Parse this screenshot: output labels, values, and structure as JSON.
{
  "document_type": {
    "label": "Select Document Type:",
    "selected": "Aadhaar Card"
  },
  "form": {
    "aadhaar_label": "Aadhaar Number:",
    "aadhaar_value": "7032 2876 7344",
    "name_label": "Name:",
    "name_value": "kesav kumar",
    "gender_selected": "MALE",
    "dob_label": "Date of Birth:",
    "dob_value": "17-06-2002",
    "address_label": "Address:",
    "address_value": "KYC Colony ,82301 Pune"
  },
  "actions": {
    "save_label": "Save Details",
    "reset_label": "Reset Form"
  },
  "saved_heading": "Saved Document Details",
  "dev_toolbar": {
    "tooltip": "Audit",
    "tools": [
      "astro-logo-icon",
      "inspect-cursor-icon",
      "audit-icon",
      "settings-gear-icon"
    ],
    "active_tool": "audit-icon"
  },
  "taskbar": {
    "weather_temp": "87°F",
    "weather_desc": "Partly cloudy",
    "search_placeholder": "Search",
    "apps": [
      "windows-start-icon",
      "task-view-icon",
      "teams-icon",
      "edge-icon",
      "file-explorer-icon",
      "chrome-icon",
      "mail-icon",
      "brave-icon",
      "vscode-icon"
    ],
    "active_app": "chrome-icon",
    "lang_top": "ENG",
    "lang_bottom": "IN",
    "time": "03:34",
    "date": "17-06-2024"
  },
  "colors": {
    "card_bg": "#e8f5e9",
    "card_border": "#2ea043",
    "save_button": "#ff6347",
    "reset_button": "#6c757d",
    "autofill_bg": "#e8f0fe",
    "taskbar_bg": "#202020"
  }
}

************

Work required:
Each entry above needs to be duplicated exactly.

Result below:
Parse this screenshot: output labels, values, and structure as JSON.
{
  "document_type": {
    "label": "Select Document Type:",
    "selected": "Aadhaar Card"
  },
  "form": {
    "aadhaar_label": "Aadhaar Number:",
    "aadhaar_value": "7032 2876 7344",
    "name_label": "Name:",
    "name_value": "kesav kumar",
    "gender_selected": "MALE",
    "dob_label": "Date of Birth:",
    "dob_value": "17-06-2002",
    "address_label": "Address:",
    "address_value": "KYC Colony ,82301 Pune"
  },
  "actions": {
    "save_label": "Save Details",
    "reset_label": "Reset Form"
  },
  "saved_heading": "Saved Document Details",
  "dev_toolbar": {
    "tooltip": "Audit",
    "tools": [
      "astro-logo-icon",
      "inspect-cursor-icon",
      "audit-icon",
      "settings-gear-icon"
    ],
    "active_tool": "audit-icon"
  },
  "taskbar": {
    "weather_temp": "87°F",
    "weather_desc": "Partly cloudy",
    "search_placeholder": "Search",
    "apps": [
      "windows-start-icon",
      "task-view-icon",
      "teams-icon",
      "edge-icon",
      "file-explorer-icon",
      "chrome-icon",
      "mail-icon",
      "brave-icon",
      "vscode-icon"
    ],
    "active_app": "chrome-icon",
    "lang_top": "ENG",
    "lang_bottom": "IN",
    "time": "03:34",
    "date": "17-06-2024"
  },
  "colors": {
    "card_bg": "#e8f5e9",
    "card_border": "#2ea043",
    "save_button": "#ff6347",
    "reset_button": "#6c757d",
    "autofill_bg": "#e8f0fe",
    "taskbar_bg": "#202020"
  }
}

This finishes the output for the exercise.